-- Required action --
Scan the entries and state how many lines contain "icon". Write no other text.

Web page and app entries:
********

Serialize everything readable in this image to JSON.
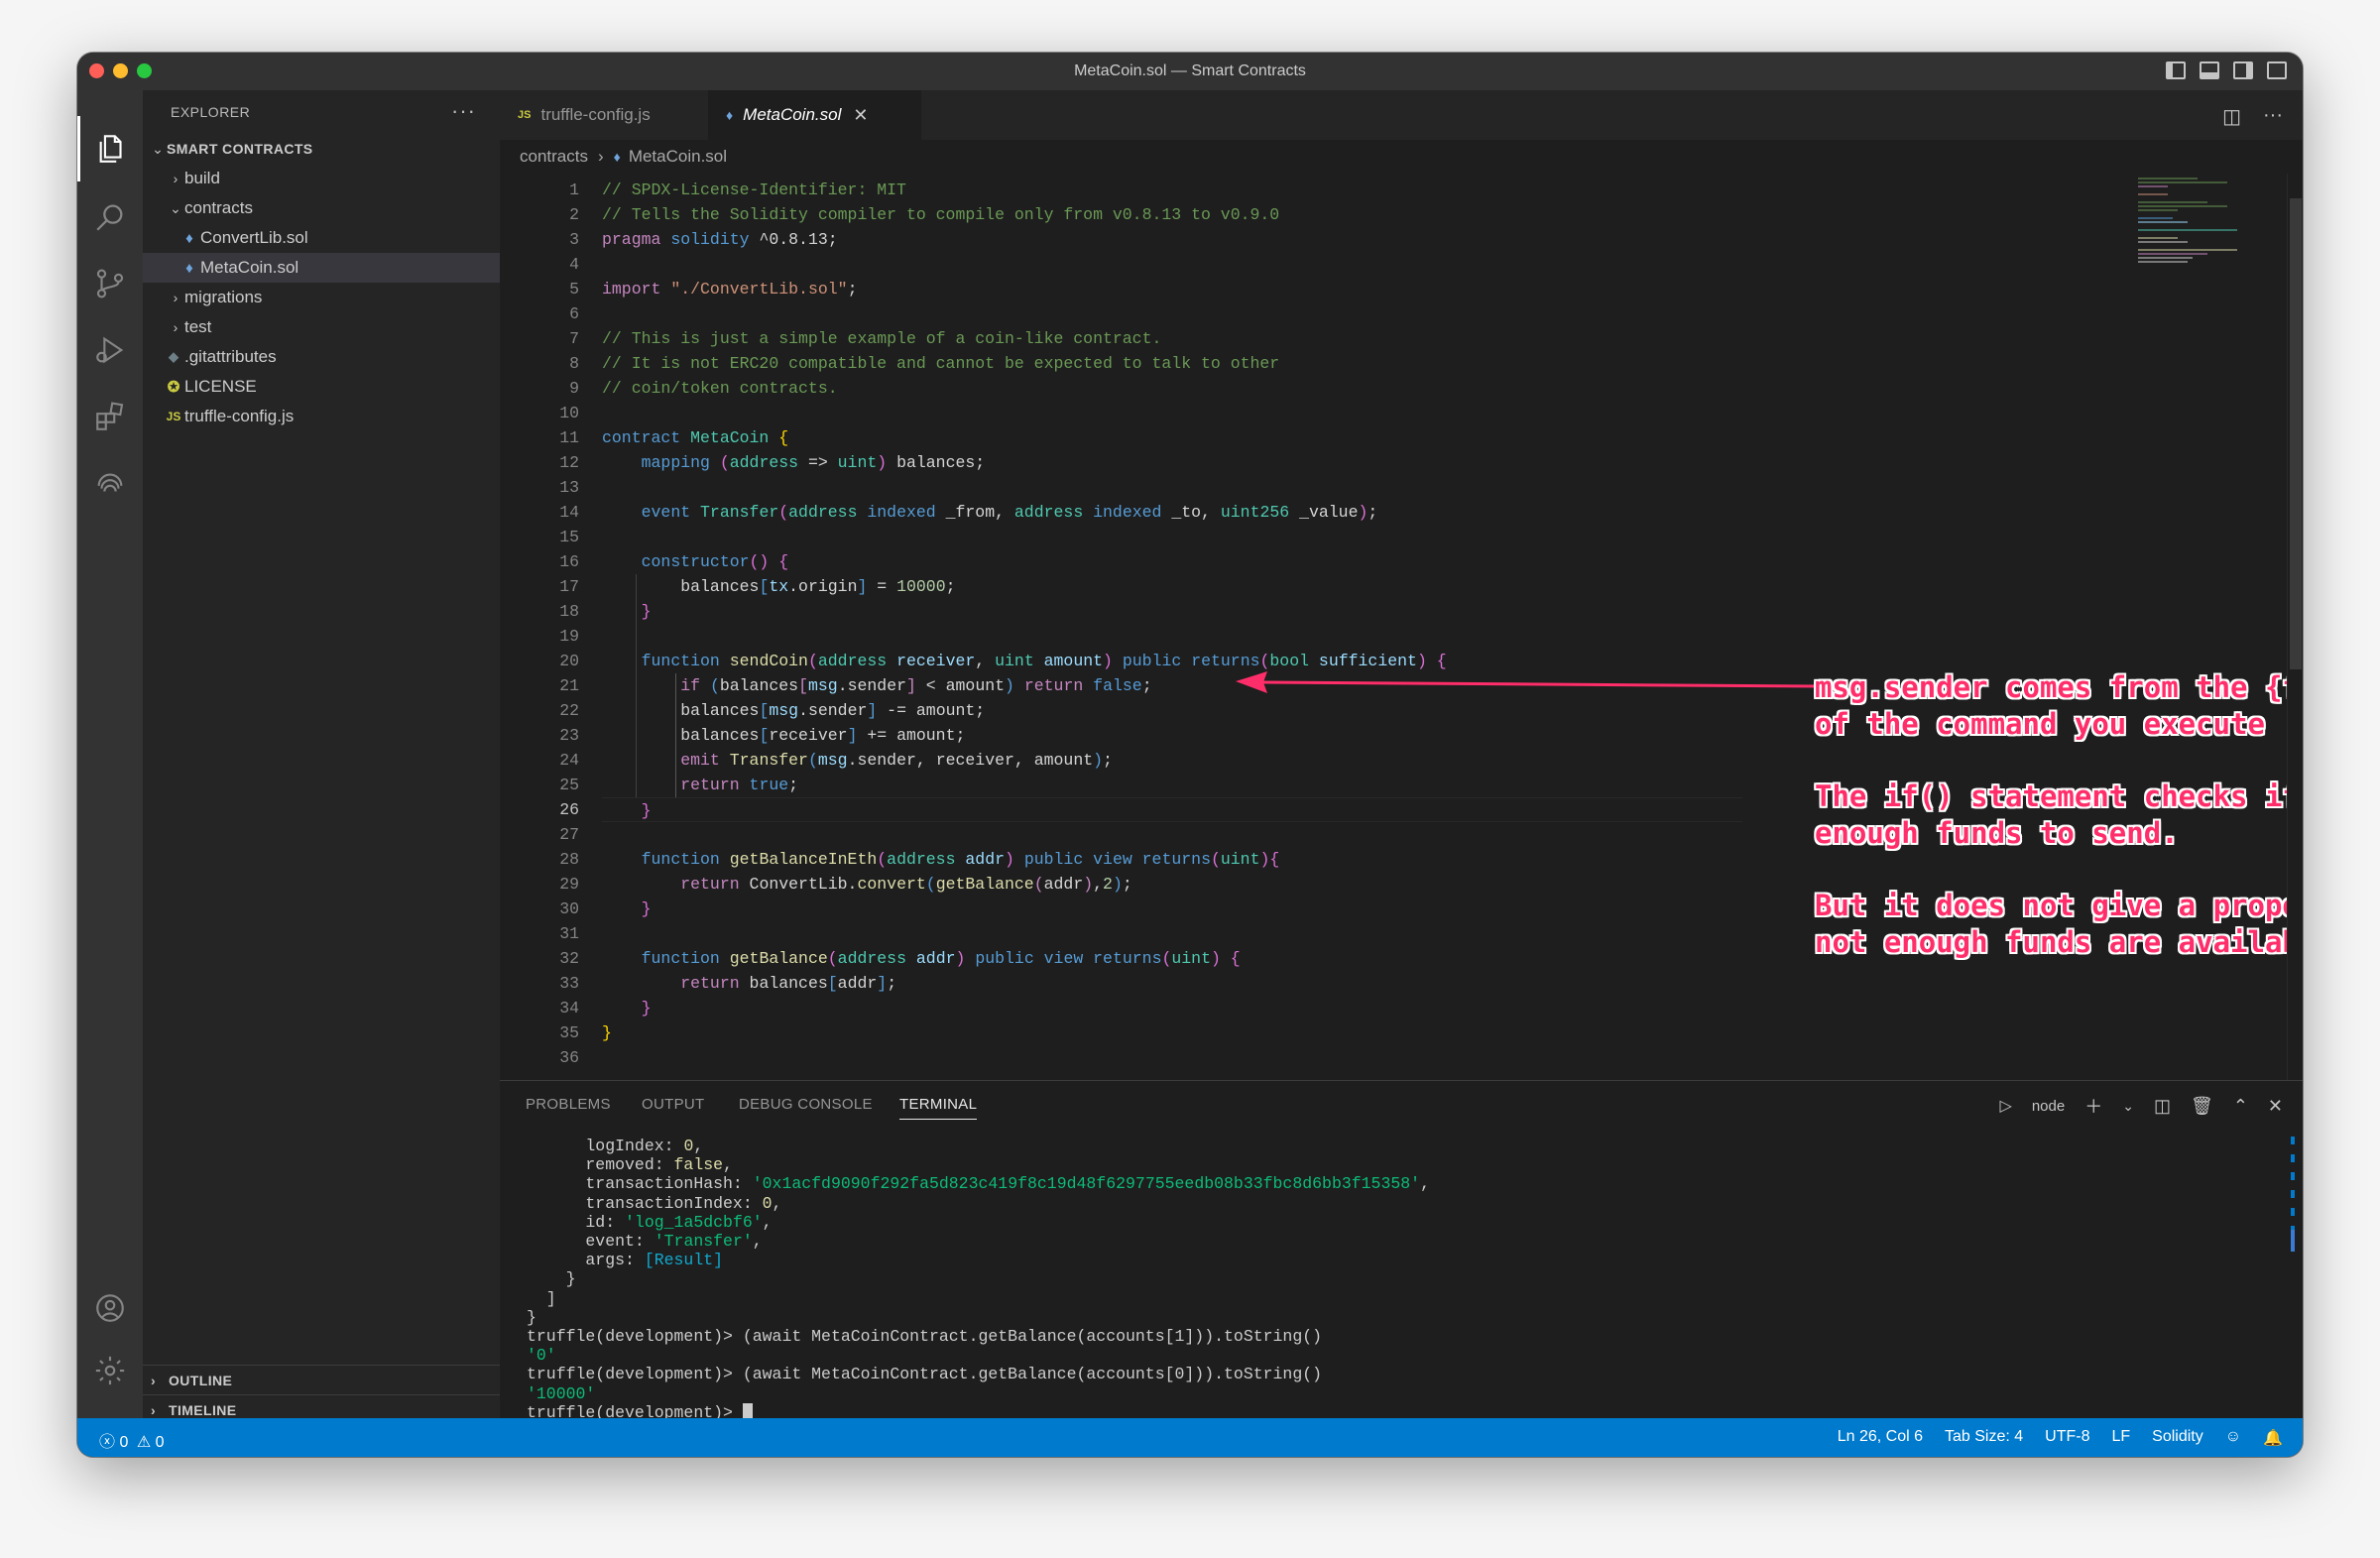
{
  "window": {
    "title": "MetaCoin.sol — Smart Contracts"
  },
  "sidebar": {
    "header": "EXPLORER",
    "more": "···",
    "root": "SMART CONTRACTS",
    "items": [
      {
        "label": "build",
        "icon": "chevron-right"
      },
      {
        "label": "contracts",
        "icon": "chevron-down"
      },
      {
        "label": "ConvertLib.sol",
        "icon": "solidity-icon"
      },
      {
        "label": "MetaCoin.sol",
        "icon": "solidity-icon"
      },
      {
        "label": "migrations",
        "icon": "chevron-right"
      },
      {
        "label": "test",
        "icon": "chevron-right"
      },
      {
        "label": ".gitattributes",
        "icon": "git-icon"
      },
      {
        "label": "LICENSE",
        "icon": "license-icon"
      },
      {
        "label": "truffle-config.js",
        "icon": "js-icon"
      }
    ],
    "outline": "OUTLINE",
    "timeline": "TIMELINE"
  },
  "tabs": [
    {
      "label": "truffle-config.js",
      "icon": "JS"
    },
    {
      "label": "MetaCoin.sol",
      "icon": "♦"
    }
  ],
  "breadcrumb": {
    "folder": "contracts",
    "file": "MetaCoin.sol"
  },
  "editor": {
    "lines": [
      "1",
      "2",
      "3",
      "4",
      "5",
      "6",
      "7",
      "8",
      "9",
      "10",
      "11",
      "12",
      "13",
      "14",
      "15",
      "16",
      "17",
      "18",
      "19",
      "20",
      "21",
      "22",
      "23",
      "24",
      "25",
      "26",
      "27",
      "28",
      "29",
      "30",
      "31",
      "32",
      "33",
      "34",
      "35",
      "36"
    ],
    "current_line": "26"
  },
  "annotations": [
    "msg.sender comes from the {from: accounts[]} part\nof the command you execute",
    "The if() statement checks if the msg.sender has\nenough funds to send.",
    "But it does not give a proper error message when\nnot enough funds are available, which is bad."
  ],
  "panel": {
    "tabs": [
      "PROBLEMS",
      "OUTPUT",
      "DEBUG CONSOLE",
      "TERMINAL"
    ],
    "active": "TERMINAL",
    "terminal_name": "node"
  },
  "status": {
    "errors": "0",
    "warnings": "0",
    "position": "Ln 26, Col 6",
    "tab_size": "Tab Size: 4",
    "encoding": "UTF-8",
    "eol": "LF",
    "language": "Solidity"
  },
  "colors": {
    "status_bar": "#007acc",
    "annotation": "#ff2e6a"
  }
}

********

-- Response for this exercise --
11